    If my memory is correct, NYC is now getting similar summer ridership numbers in just the *Bed-Stuy* neighborhood of Brooklyn (with 36 stations) than Seattle was getting for the *entire city-wide system*.

    I’m good with government experimentation. But Seattle’s problem is that SDOT isn’t nimble, they’re not customer-centric, and they don’t know how to fail fast. SDOT is more like the Windows 8 of government — they don’t have the skills at failing fast and cheap, so they can only fail slow and expensive.

    • I’m not actually sure that’s true.

      First, pronto was not a creation of SDOT, so you can’t lay the system design at its feet.

      And you can argue with things like the execution of the first hill streetcar, but that project’s vision/mandate also was handed down came from a compromise between soundtransit and advocacy groups.

      I think they have been pretty incremental and aware regarding the projects where they’ve been able to shape the goals and timeline – think some of the changes to rainier ave, street parks, and some of the shifts from four-lane roads to two.

  11. I think Seattlites love to hate on new things and secretly hope they fail, rather than actually giving it a try.
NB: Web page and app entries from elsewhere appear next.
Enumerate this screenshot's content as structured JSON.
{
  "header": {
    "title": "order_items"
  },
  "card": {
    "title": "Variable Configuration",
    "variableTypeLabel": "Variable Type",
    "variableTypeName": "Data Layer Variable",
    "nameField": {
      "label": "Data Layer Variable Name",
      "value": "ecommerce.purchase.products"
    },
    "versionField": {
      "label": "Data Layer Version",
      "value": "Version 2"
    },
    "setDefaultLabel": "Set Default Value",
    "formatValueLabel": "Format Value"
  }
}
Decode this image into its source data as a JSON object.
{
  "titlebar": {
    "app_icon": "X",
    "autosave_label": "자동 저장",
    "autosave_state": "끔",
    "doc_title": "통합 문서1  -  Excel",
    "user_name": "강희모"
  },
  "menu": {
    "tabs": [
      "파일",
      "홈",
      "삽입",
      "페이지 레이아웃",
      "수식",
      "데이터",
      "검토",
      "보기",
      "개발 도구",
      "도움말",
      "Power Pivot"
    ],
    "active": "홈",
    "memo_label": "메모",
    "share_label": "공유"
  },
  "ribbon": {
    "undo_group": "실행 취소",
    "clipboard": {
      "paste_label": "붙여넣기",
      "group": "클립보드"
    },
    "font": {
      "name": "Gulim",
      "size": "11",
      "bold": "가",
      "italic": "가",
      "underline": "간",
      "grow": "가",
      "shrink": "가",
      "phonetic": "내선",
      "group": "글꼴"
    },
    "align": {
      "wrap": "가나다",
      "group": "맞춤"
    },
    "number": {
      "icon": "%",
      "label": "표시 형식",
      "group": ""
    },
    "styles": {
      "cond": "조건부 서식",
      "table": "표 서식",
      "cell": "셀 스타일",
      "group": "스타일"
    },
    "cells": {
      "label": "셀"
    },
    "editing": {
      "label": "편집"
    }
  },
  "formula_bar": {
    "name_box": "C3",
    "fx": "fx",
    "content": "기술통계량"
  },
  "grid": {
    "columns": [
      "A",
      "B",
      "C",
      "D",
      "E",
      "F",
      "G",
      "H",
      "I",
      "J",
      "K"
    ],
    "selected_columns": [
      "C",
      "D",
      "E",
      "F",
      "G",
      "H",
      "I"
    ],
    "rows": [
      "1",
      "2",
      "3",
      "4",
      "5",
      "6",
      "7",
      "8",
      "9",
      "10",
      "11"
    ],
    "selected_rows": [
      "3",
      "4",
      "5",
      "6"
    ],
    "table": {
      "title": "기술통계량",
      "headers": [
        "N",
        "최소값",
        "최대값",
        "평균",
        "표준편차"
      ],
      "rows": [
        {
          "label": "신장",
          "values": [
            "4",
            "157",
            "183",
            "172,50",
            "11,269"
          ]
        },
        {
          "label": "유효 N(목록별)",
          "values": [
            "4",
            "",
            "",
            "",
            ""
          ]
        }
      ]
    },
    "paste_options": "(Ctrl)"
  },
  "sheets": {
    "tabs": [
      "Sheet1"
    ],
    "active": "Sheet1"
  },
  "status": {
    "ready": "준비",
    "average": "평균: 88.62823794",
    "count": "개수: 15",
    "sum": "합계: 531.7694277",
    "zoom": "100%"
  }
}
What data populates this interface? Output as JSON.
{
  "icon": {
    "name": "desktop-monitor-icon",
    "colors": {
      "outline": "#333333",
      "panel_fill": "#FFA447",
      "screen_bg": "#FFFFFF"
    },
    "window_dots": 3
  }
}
I was a member of Pronto for two years and clocked in over 1000 trips. It was super convenient and way cheaper and more fun than taking public transportation. I rode the bikes all over the city, in every weather condition, and will miss the bike share program.

  12. A city with hills everywhere, where it rains and is slippery 9 months out of the year, dark as early as 4pm November to April and cold even in the summer. This was never going to work.